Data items
=-=-=-=-=
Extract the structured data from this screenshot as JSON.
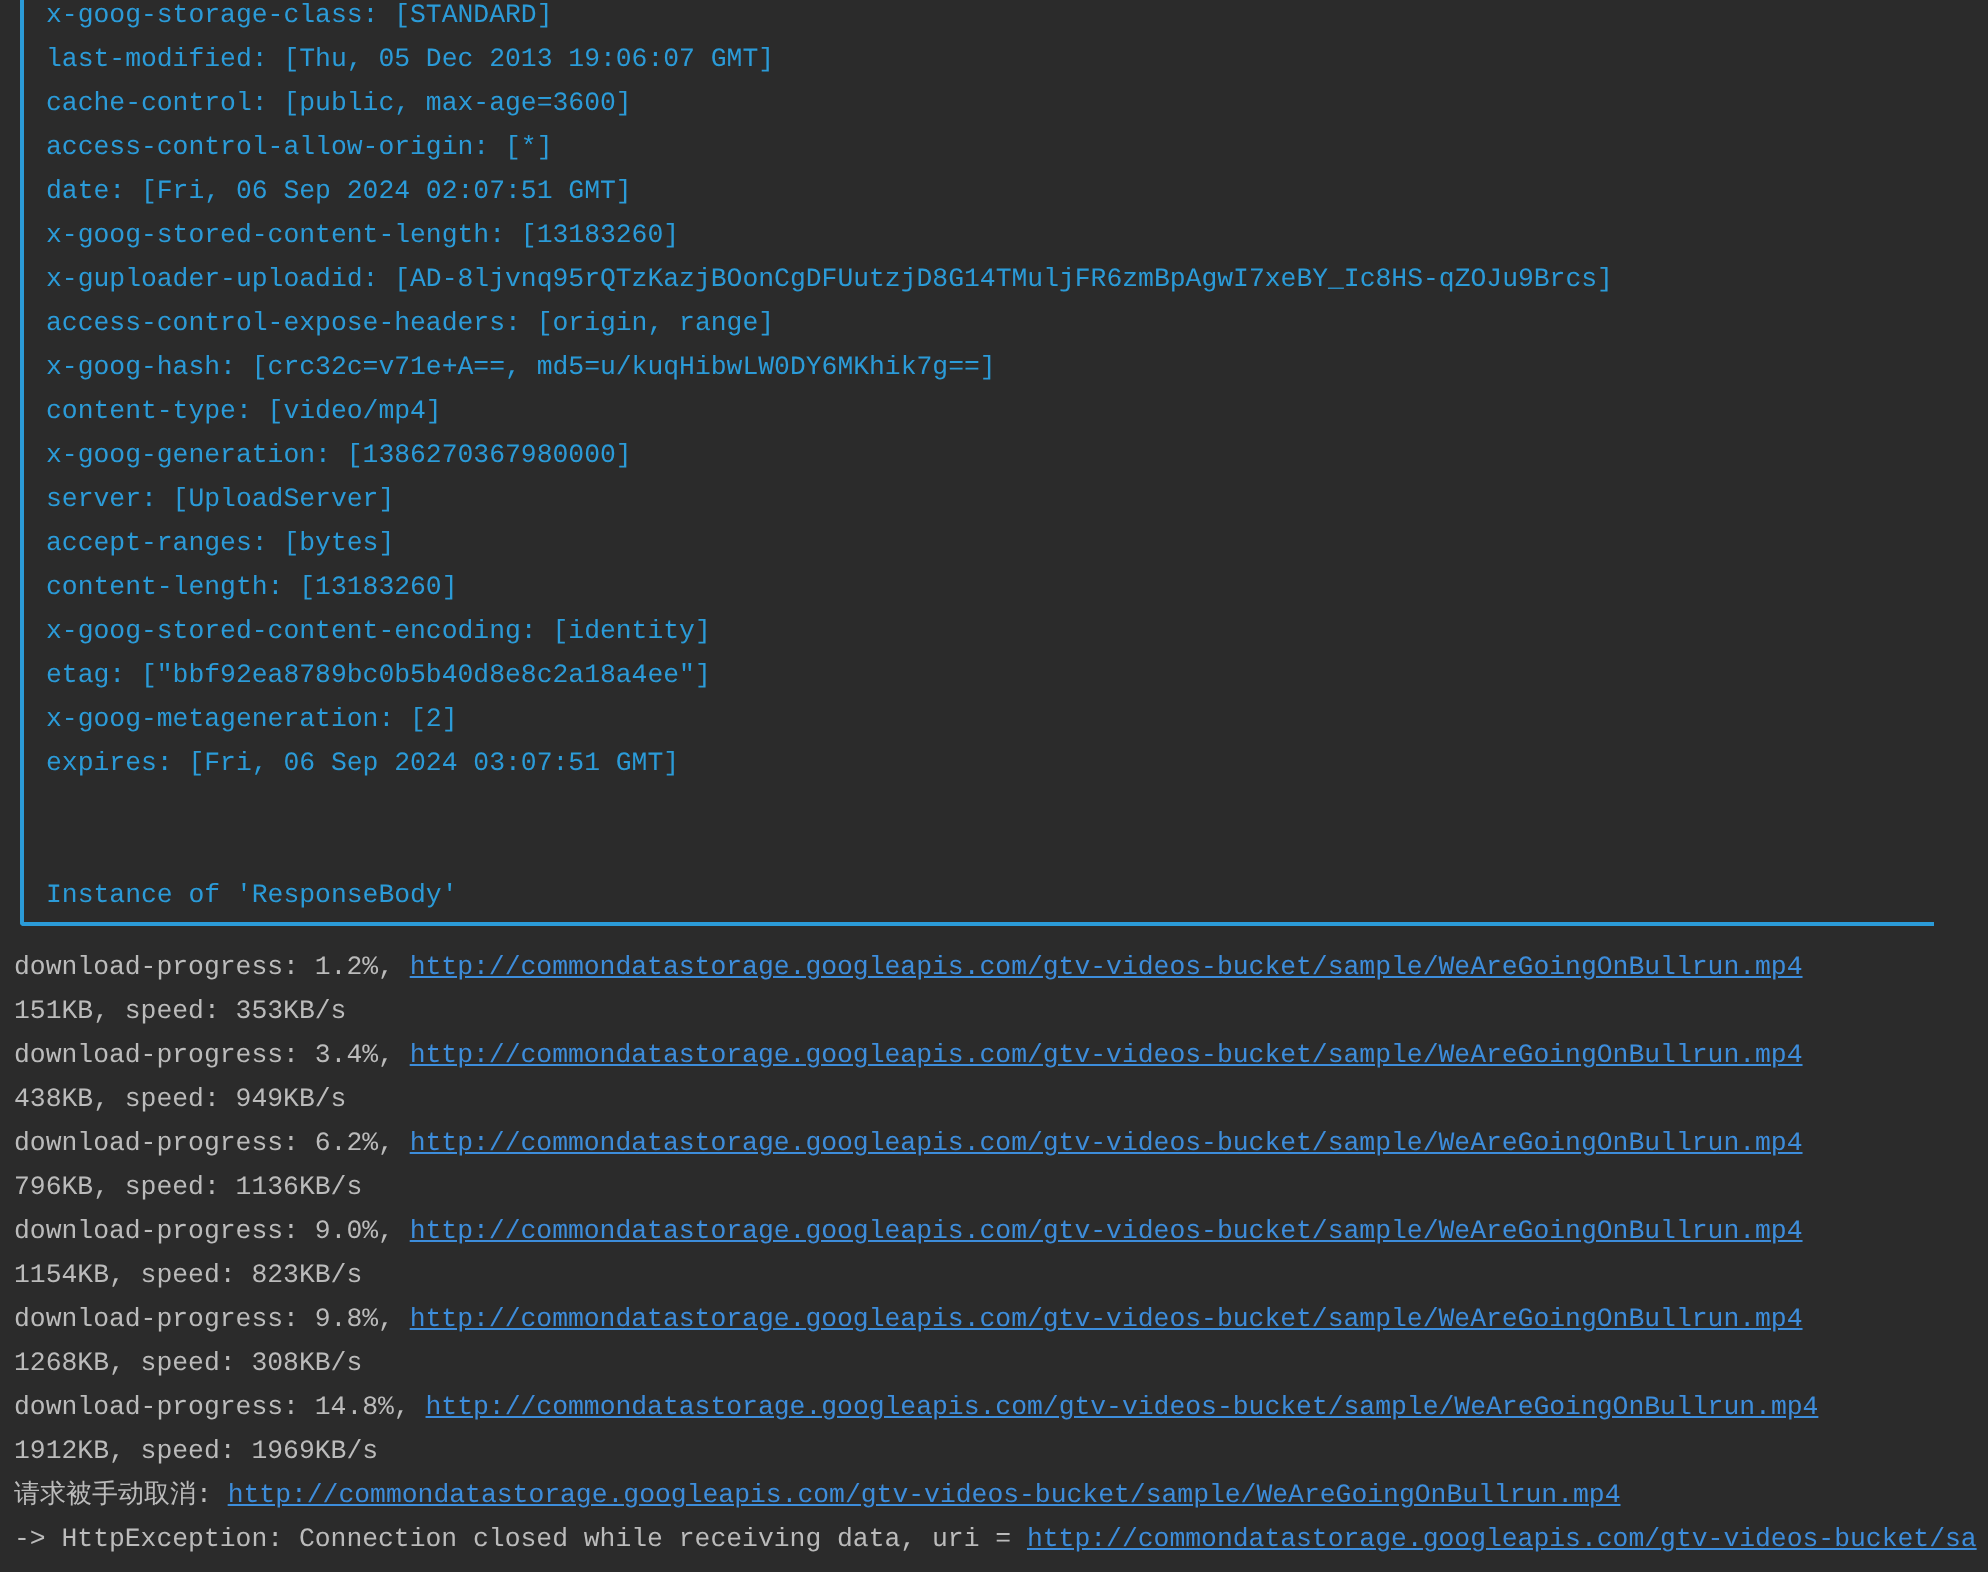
{
  "response_box": {
    "headers": [
      "x-goog-storage-class: [STANDARD]",
      "last-modified: [Thu, 05 Dec 2013 19:06:07 GMT]",
      "cache-control: [public, max-age=3600]",
      "access-control-allow-origin: [*]",
      "date: [Fri, 06 Sep 2024 02:07:51 GMT]",
      "x-goog-stored-content-length: [13183260]",
      "x-guploader-uploadid: [AD-8ljvnq95rQTzKazjBOonCgDFUutzjD8G14TMuljFR6zmBpAgwI7xeBY_Ic8HS-qZOJu9Brcs]",
      "access-control-expose-headers: [origin, range]",
      "x-goog-hash: [crc32c=v71e+A==, md5=u/kuqHibwLW0DY6MKhik7g==]",
      "content-type: [video/mp4]",
      "x-goog-generation: [1386270367980000]",
      "server: [UploadServer]",
      "accept-ranges: [bytes]",
      "content-length: [13183260]",
      "x-goog-stored-content-encoding: [identity]",
      "etag: [\"bbf92ea8789bc0b5b40d8e8c2a18a4ee\"]",
      "x-goog-metageneration: [2]",
      "expires: [Fri, 06 Sep 2024 03:07:51 GMT]"
    ],
    "instance_text": "Instance of 'ResponseBody'"
  },
  "log": [
    {
      "kind": "link",
      "text": "download-progress: 1.2%,",
      "link": "http://commondatastorage.googleapis.com/gtv-videos-bucket/sample/WeAreGoingOnBullrun.mp4"
    },
    {
      "kind": "plain",
      "text": "151KB, speed: 353KB/s"
    },
    {
      "kind": "link",
      "text": "download-progress: 3.4%,",
      "link": "http://commondatastorage.googleapis.com/gtv-videos-bucket/sample/WeAreGoingOnBullrun.mp4"
    },
    {
      "kind": "plain",
      "text": "438KB, speed: 949KB/s"
    },
    {
      "kind": "link",
      "text": "download-progress: 6.2%,",
      "link": "http://commondatastorage.googleapis.com/gtv-videos-bucket/sample/WeAreGoingOnBullrun.mp4"
    },
    {
      "kind": "plain",
      "text": "796KB, speed: 1136KB/s"
    },
    {
      "kind": "link",
      "text": "download-progress: 9.0%,",
      "link": "http://commondatastorage.googleapis.com/gtv-videos-bucket/sample/WeAreGoingOnBullrun.mp4"
    },
    {
      "kind": "plain",
      "text": "1154KB, speed: 823KB/s"
    },
    {
      "kind": "link",
      "text": "download-progress: 9.8%,",
      "link": "http://commondatastorage.googleapis.com/gtv-videos-bucket/sample/WeAreGoingOnBullrun.mp4"
    },
    {
      "kind": "plain",
      "text": "1268KB, speed: 308KB/s"
    },
    {
      "kind": "link",
      "text": "download-progress: 14.8%,",
      "link": "http://commondatastorage.googleapis.com/gtv-videos-bucket/sample/WeAreGoingOnBullrun.mp4"
    },
    {
      "kind": "plain",
      "text": "1912KB, speed: 1969KB/s"
    },
    {
      "kind": "link",
      "text": "请求被手动取消:",
      "link": "http://commondatastorage.googleapis.com/gtv-videos-bucket/sample/WeAreGoingOnBullrun.mp4"
    },
    {
      "kind": "link",
      "text": "-> HttpException: Connection closed while receiving data, uri =",
      "link": "http://commondatastorage.googleapis.com/gtv-videos-bucket/sa"
    }
  ]
}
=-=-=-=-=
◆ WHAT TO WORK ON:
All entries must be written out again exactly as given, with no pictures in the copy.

◆ REPLY:
Extract the structured data from this screenshot as JSON.
{
  "response_box": {
    "headers": [
      "x-goog-storage-class: [STANDARD]",
      "last-modified: [Thu, 05 Dec 2013 19:06:07 GMT]",
      "cache-control: [public, max-age=3600]",
      "access-control-allow-origin: [*]",
      "date: [Fri, 06 Sep 2024 02:07:51 GMT]",
      "x-goog-stored-content-length: [13183260]",
      "x-guploader-uploadid: [AD-8ljvnq95rQTzKazjBOonCgDFUutzjD8G14TMuljFR6zmBpAgwI7xeBY_Ic8HS-qZOJu9Brcs]",
      "access-control-expose-headers: [origin, range]",
      "x-goog-hash: [crc32c=v71e+A==, md5=u/kuqHibwLW0DY6MKhik7g==]",
      "content-type: [video/mp4]",
      "x-goog-generation: [1386270367980000]",
      "server: [UploadServer]",
      "accept-ranges: [bytes]",
      "content-length: [13183260]",
      "x-goog-stored-content-encoding: [identity]",
      "etag: [\"bbf92ea8789bc0b5b40d8e8c2a18a4ee\"]",
      "x-goog-metageneration: [2]",
      "expires: [Fri, 06 Sep 2024 03:07:51 GMT]"
    ],
    "instance_text": "Instance of 'ResponseBody'"
  },
  "log": [
    {
      "kind": "link",
      "text": "download-progress: 1.2%,",
      "link": "http://commondatastorage.googleapis.com/gtv-videos-bucket/sample/WeAreGoingOnBullrun.mp4"
    },
    {
      "kind": "plain",
      "text": "151KB, speed: 353KB/s"
    },
    {
      "kind": "link",
      "text": "download-progress: 3.4%,",
      "link": "http://commondatastorage.googleapis.com/gtv-videos-bucket/sample/WeAreGoingOnBullrun.mp4"
    },
    {
      "kind": "plain",
      "text": "438KB, speed: 949KB/s"
    },
    {
      "kind": "link",
      "text": "download-progress: 6.2%,",
      "link": "http://commondatastorage.googleapis.com/gtv-videos-bucket/sample/WeAreGoingOnBullrun.mp4"
    },
    {
      "kind": "plain",
      "text": "796KB, speed: 1136KB/s"
    },
    {
      "kind": "link",
      "text": "download-progress: 9.0%,",
      "link": "http://commondatastorage.googleapis.com/gtv-videos-bucket/sample/WeAreGoingOnBullrun.mp4"
    },
    {
      "kind": "plain",
      "text": "1154KB, speed: 823KB/s"
    },
    {
      "kind": "link",
      "text": "download-progress: 9.8%,",
      "link": "http://commondatastorage.googleapis.com/gtv-videos-bucket/sample/WeAreGoingOnBullrun.mp4"
    },
    {
      "kind": "plain",
      "text": "1268KB, speed: 308KB/s"
    },
    {
      "kind": "link",
      "text": "download-progress: 14.8%,",
      "link": "http://commondatastorage.googleapis.com/gtv-videos-bucket/sample/WeAreGoingOnBullrun.mp4"
    },
    {
      "kind": "plain",
      "text": "1912KB, speed: 1969KB/s"
    },
    {
      "kind": "link",
      "text": "请求被手动取消:",
      "link": "http://commondatastorage.googleapis.com/gtv-videos-bucket/sample/WeAreGoingOnBullrun.mp4"
    },
    {
      "kind": "link",
      "text": "-> HttpException: Connection closed while receiving data, uri =",
      "link": "http://commondatastorage.googleapis.com/gtv-videos-bucket/sa"
    }
  ]
}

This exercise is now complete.